== Requirement ==
Each line of the records that includes "JSON" should be found and copied.

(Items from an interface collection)
========================================

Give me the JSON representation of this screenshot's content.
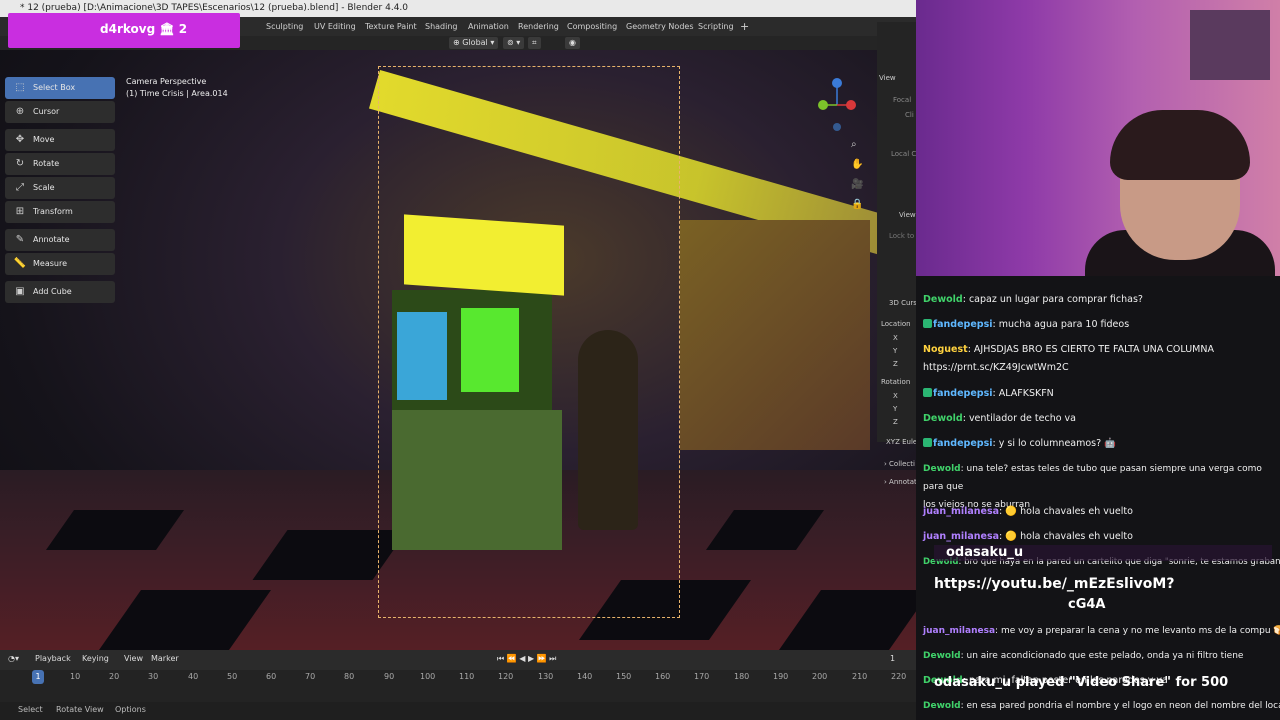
{
  "window": {
    "title": "* 12 (prueba) [D:\\Animacione\\3D TAPES\\Escenarios\\12 (prueba).blend] - Blender 4.4.0"
  },
  "workspaces": [
    "Sculpting",
    "UV Editing",
    "Texture Paint",
    "Shading",
    "Animation",
    "Rendering",
    "Compositing",
    "Geometry Nodes",
    "Scripting",
    "+"
  ],
  "header": {
    "orientation": "Global"
  },
  "viewport": {
    "camera_label": "Camera Perspective",
    "object_label": "(1) Time Crisis | Area.014"
  },
  "toolbar": {
    "tools": [
      "Select Box",
      "Cursor",
      "Move",
      "Rotate",
      "Scale",
      "Transform",
      "Annotate",
      "Measure",
      "Add Cube"
    ],
    "icons": [
      "select-box-icon",
      "cursor-icon",
      "move-icon",
      "rotate-icon",
      "scale-icon",
      "transform-icon",
      "annotate-icon",
      "measure-icon",
      "add-cube-icon"
    ]
  },
  "npanel": {
    "view_title": "View",
    "focal": "Focal",
    "clip": "Cli",
    "local_camera": "Local C",
    "view2": "View",
    "lock": "Lock to",
    "cursor_title": "3D Curs",
    "location": "Location",
    "x": "X",
    "y": "Y",
    "z": "Z",
    "rotation": "Rotation",
    "rx": "X",
    "ry": "Y",
    "rz": "Z",
    "xyz": "XYZ Eule",
    "collections": "Collecti",
    "annotations": "Annotat"
  },
  "timeline": {
    "menus": [
      "Playback",
      "Keying",
      "View",
      "Marker"
    ],
    "current_frame": "1",
    "frame_indicator": "1",
    "ticks": [
      "10",
      "20",
      "30",
      "40",
      "50",
      "60",
      "70",
      "80",
      "90",
      "100",
      "110",
      "120",
      "130",
      "140",
      "150",
      "160",
      "170",
      "180",
      "190",
      "200",
      "210",
      "220"
    ]
  },
  "statusbar": {
    "items": [
      "Select",
      "Rotate View",
      "Options"
    ]
  },
  "stream_badge": {
    "text": "d4rkovg 🏛 2"
  },
  "chat": [
    {
      "user": "Dewold",
      "text": "capaz un lugar para comprar fichas?",
      "color": "#40d26a"
    },
    {
      "user": "fandepepsi",
      "text": "mucha agua para 10 fideos",
      "color": "#5fb8ff",
      "badge": true
    },
    {
      "user": "Noguest",
      "text": "AJHSDJAS BRO ES CIERTO TE FALTA UNA COLUMNA",
      "color": "#ffd23f",
      "line2": "https://prnt.sc/KZ49JcwtWm2C"
    },
    {
      "user": "fandepepsi",
      "text": "ALAFKSKFN",
      "color": "#5fb8ff",
      "badge": true
    },
    {
      "user": "Dewold",
      "text": "ventilador de techo va",
      "color": "#40d26a"
    },
    {
      "user": "fandepepsi",
      "text": "y si lo columneamos? 🤖",
      "color": "#5fb8ff",
      "badge": true
    },
    {
      "user": "Dewold",
      "text": "una tele? estas teles de tubo que pasan siempre una verga como para que",
      "color": "#40d26a",
      "line2": "los viejos no se aburran"
    },
    {
      "user": "juan_milanesa",
      "text": "🟡 hola chavales eh vuelto",
      "color": "#b080ff"
    },
    {
      "user": "juan_milanesa",
      "text": "🟡 hola chavales eh vuelto",
      "color": "#b080ff"
    },
    {
      "user": "Dewold",
      "text": "bro que haya en la pared un cartelito que diga \"sonrie, te estamos grabando\"",
      "color": "#40d26a"
    },
    {
      "user": "juan_milanesa",
      "text": "me voy a preparar la cena y no me levanto ms de la compu 🍞",
      "color": "#b080ff"
    },
    {
      "user": "Dewold",
      "text": "un aire acondicionado que este pelado, onda ya ni filtro tiene",
      "color": "#40d26a"
    },
    {
      "user": "Dewold",
      "text": "para mi, faltan poster en las paredes y ya",
      "color": "#40d26a"
    },
    {
      "user": "Dewold",
      "text": "en esa pared pondria el nombre y el logo en neon del nombre del local",
      "color": "#40d26a"
    }
  ],
  "alerts": {
    "name1": "odasaku_u",
    "link": "https://youtu.be/_mEzEslivoM?",
    "code": "cG4A",
    "played": "odasaku_u played \"Video Share\" for 500"
  },
  "colors": {
    "accent": "#4772b3",
    "badge": "#c92ee0"
  }
}
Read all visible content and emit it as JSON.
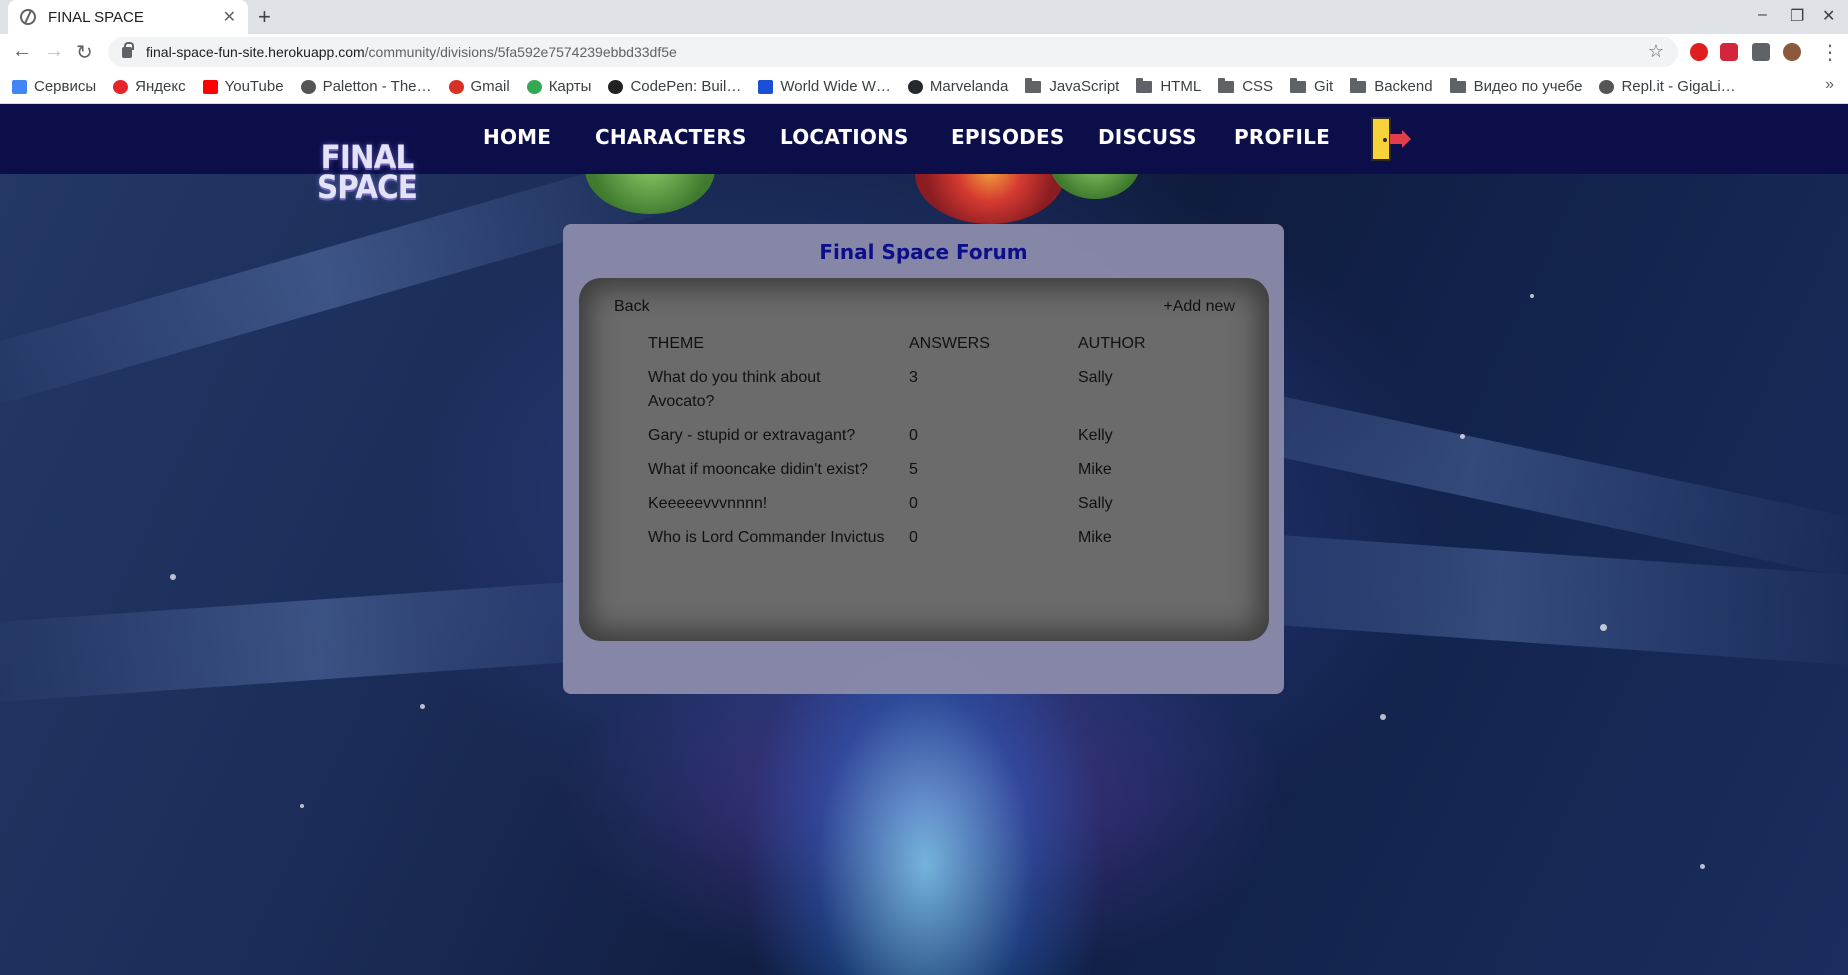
{
  "browser": {
    "tab_title": "FINAL SPACE",
    "url_host": "final-space-fun-site.herokuapp.com",
    "url_path": "/community/divisions/5fa592e7574239ebbd33df5e",
    "bookmarks": [
      {
        "label": "Сервисы",
        "icon": "apps-grid-icon",
        "color": "#4285f4"
      },
      {
        "label": "Яндекс",
        "icon": "yandex-icon",
        "color": "#e6252b"
      },
      {
        "label": "YouTube",
        "icon": "youtube-icon",
        "color": "#ff0000"
      },
      {
        "label": "Paletton - The…",
        "icon": "paletton-icon",
        "color": "#555555"
      },
      {
        "label": "Gmail",
        "icon": "gmail-icon",
        "color": "#d93025"
      },
      {
        "label": "Карты",
        "icon": "maps-icon",
        "color": "#34a853"
      },
      {
        "label": "CodePen: Buil…",
        "icon": "codepen-icon",
        "color": "#222222"
      },
      {
        "label": "World Wide W…",
        "icon": "w3schools-icon",
        "color": "#1a4fd6"
      },
      {
        "label": "Marvelanda",
        "icon": "github-icon",
        "color": "#24292e"
      },
      {
        "label": "JavaScript",
        "icon": "folder-icon",
        "color": "#5f6368"
      },
      {
        "label": "HTML",
        "icon": "folder-icon",
        "color": "#5f6368"
      },
      {
        "label": "CSS",
        "icon": "folder-icon",
        "color": "#5f6368"
      },
      {
        "label": "Git",
        "icon": "folder-icon",
        "color": "#5f6368"
      },
      {
        "label": "Backend",
        "icon": "folder-icon",
        "color": "#5f6368"
      },
      {
        "label": "Видео по учебе",
        "icon": "folder-icon",
        "color": "#5f6368"
      },
      {
        "label": "Repl.it - GigaLi…",
        "icon": "replit-icon",
        "color": "#555555"
      }
    ]
  },
  "site": {
    "logo_line1": "FINAL",
    "logo_line2": "SPACE",
    "nav": [
      "HOME",
      "CHARACTERS",
      "LOCATIONS",
      "EPISODES",
      "DISCUSS",
      "PROFILE"
    ]
  },
  "forum": {
    "title": "Final Space Forum",
    "back_label": "Back",
    "add_label": "+Add new",
    "columns": [
      "THEME",
      "ANSWERS",
      "AUTHOR"
    ],
    "topics": [
      {
        "theme": "What do you think about Avocato?",
        "answers": "3",
        "author": "Sally"
      },
      {
        "theme": "Gary - stupid or extravagant?",
        "answers": "0",
        "author": "Kelly"
      },
      {
        "theme": "What if mooncake didin't exist?",
        "answers": "5",
        "author": "Mike"
      },
      {
        "theme": "Keeeeevvvnnnn!",
        "answers": "0",
        "author": "Sally"
      },
      {
        "theme": "Who is Lord Commander Invictus",
        "answers": "0",
        "author": "Mike"
      }
    ]
  },
  "colors": {
    "nav_bg": "#0c0e4a",
    "forum_title": "#0d0f8a",
    "panel_bg": "#8a8aaa",
    "inner_bg": "#6b6b6b"
  }
}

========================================

== Answer for the task ==
Give me the JSON representation of this screenshot's content.
Read all visible content and emit it as JSON.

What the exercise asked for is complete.